While on the subject of Will Hay, I was compelled to return to 'Ask a Policeman' - an old favourite of mine. Along with 'Where's that Fire' and 'Oh, Mr Porter', it is, in my opinion, one third of Hay's top triumvirate of film.
This time, Hay and his sidekicks (the old one - Moore Marriott and the fat lad - Graham Moffatt) are useless thieving policemen in a sleepy village. After they get mixed up with a smuggling ring the film finishes in a magnificent chase through the southern English countryside into London. It is really only during this chase that any potential history appears. Obviously, Hay and friends don't depict what it was really like to be in the police force in the 1930s. Having said that though, the famous speed trap scene does encourage you to think about how traffic crime was managed before speed cameras.
The chase begins in the depths of the Home Counties, in the middle of the night. The most notable thing about these scenes is the sheer darkness. I have never seen a road as dark as those depicted in this film. At one point the smugglers turn off the lights on their lorry in an attempt to shake the policemen off. Sure enough, the lorry disappears from sight. It's so hard to imagine this. I'm sure that there are still pockets of total darkness in the UK - but I can't say that I've ever seen one. Although I'm not a one for getting out and camping in the wilds. Center Parcs is the closest I get to the great outdoors. But you can see that there are no street lights and no glow from neighbouring towns. I'll bet that this is not the case at this location now - there will probably be a permanent orange glow in the sky from the direction of London.
When the chase reaches suburban London, Hay commandeers a Routemaster bus and pursues the villains along busy streets. Here we do get some old street views - but tantalisingly few. The finale takes place at Brooklands race track in the middle of a race. I'm guessing that this must be a golden scene for vintage racing car aficionados The cars certainly look very different to F1 versions. Not that I take much notice so I'm not really qualified to comment. I find motor racing the height of stupidity - all those resources wasted in driving round in circles - barmy! Why should I struggle back from the local shops on a Saturday morning trying to be 'green' by shopping locally and leaving my car at home when F1 is allowed to happen?

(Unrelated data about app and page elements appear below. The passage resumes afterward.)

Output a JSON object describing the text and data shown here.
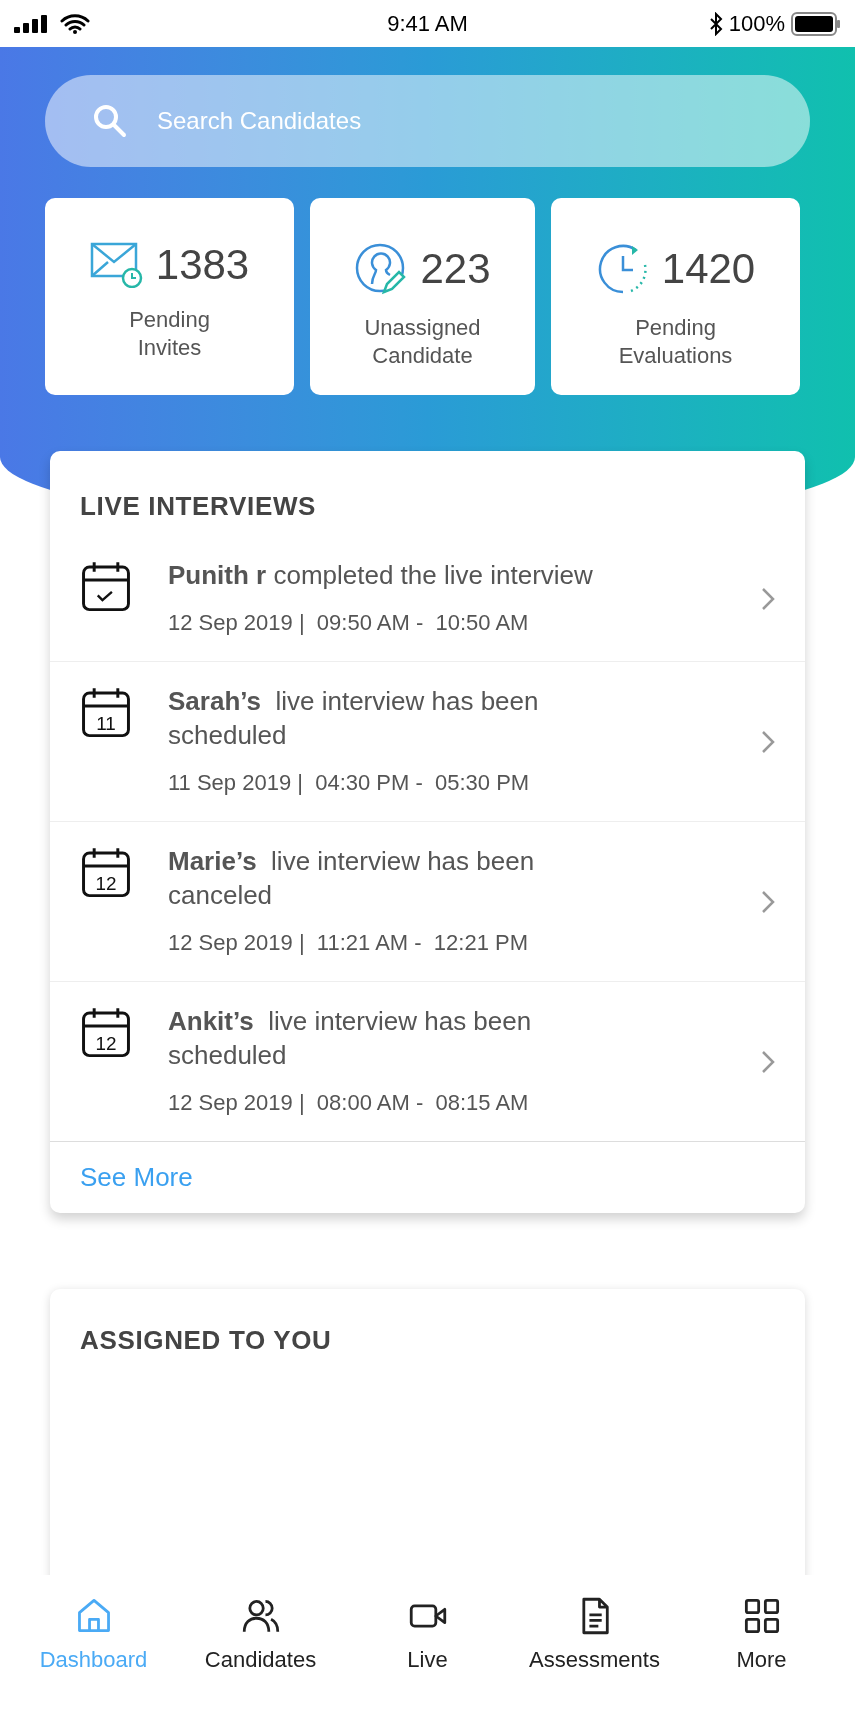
{
  "status_bar": {
    "time": "9:41 AM",
    "battery": "100%"
  },
  "search": {
    "placeholder": "Search Candidates"
  },
  "stats": [
    {
      "kind": "invites",
      "count": "1383",
      "label": "Pending Invites"
    },
    {
      "kind": "unassigned",
      "count": "223",
      "label": "Unassigned Candidate"
    },
    {
      "kind": "evaluations",
      "count": "1420",
      "label": "Pending Evaluations"
    }
  ],
  "live_interviews": {
    "title": "LIVE INTERVIEWS",
    "items": [
      {
        "icon": {
          "kind": "check"
        },
        "text": "**Punith r** completed the live interview",
        "time": "12 Sep 2019 |  09:50 AM -  10:50 AM"
      },
      {
        "icon": {
          "kind": "day",
          "day": "11"
        },
        "text": "**Sarah’s**  live interview has been scheduled",
        "time": "11 Sep 2019 |  04:30 PM -  05:30 PM"
      },
      {
        "icon": {
          "kind": "day",
          "day": "12"
        },
        "text": "**Marie’s**  live interview has been canceled",
        "time": "12 Sep 2019 |  11:21 AM -  12:21 PM"
      },
      {
        "icon": {
          "kind": "day",
          "day": "12"
        },
        "text": "**Ankit’s**  live interview has been scheduled",
        "time": "12 Sep 2019 |  08:00 AM -  08:15 AM"
      }
    ],
    "see_more": "See More"
  },
  "assigned": {
    "title": "ASSIGNED TO YOU"
  },
  "tab_bar": [
    {
      "kind": "home",
      "label": "Dashboard",
      "selected": true
    },
    {
      "kind": "people",
      "label": "Candidates",
      "selected": false
    },
    {
      "kind": "video",
      "label": "Live",
      "selected": false
    },
    {
      "kind": "document",
      "label": "Assessments",
      "selected": false
    },
    {
      "kind": "grid",
      "label": "More",
      "selected": false
    }
  ]
}
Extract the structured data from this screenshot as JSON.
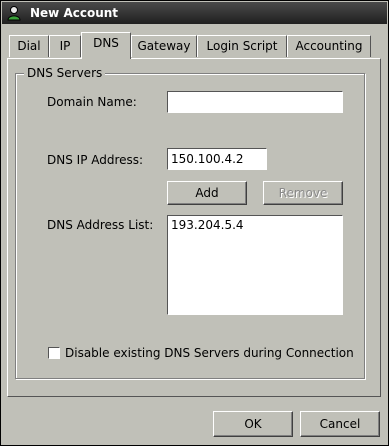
{
  "window": {
    "title": "New Account",
    "icon": "user-account-icon"
  },
  "tabs": [
    {
      "label": "Dial",
      "active": false
    },
    {
      "label": "IP",
      "active": false
    },
    {
      "label": "DNS",
      "active": true
    },
    {
      "label": "Gateway",
      "active": false
    },
    {
      "label": "Login Script",
      "active": false
    },
    {
      "label": "Accounting",
      "active": false
    }
  ],
  "dns": {
    "group_label": "DNS Servers",
    "domain_name_label": "Domain Name:",
    "domain_name_value": "",
    "dns_ip_label": "DNS IP Address:",
    "dns_ip_value": "150.100.4.2",
    "add_label": "Add",
    "remove_label": "Remove",
    "address_list_label": "DNS Address List:",
    "address_list": [
      "193.204.5.4"
    ],
    "disable_checkbox_label": "Disable existing DNS Servers during Connection",
    "disable_checkbox_checked": false
  },
  "footer": {
    "ok_label": "OK",
    "cancel_label": "Cancel"
  }
}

But I suppose I feel a little bit affectionate towards Brooklands as a lost symbol of early 20th century leisure architecture. Well, here, again just a tantalising glimpse is offered of early modern life.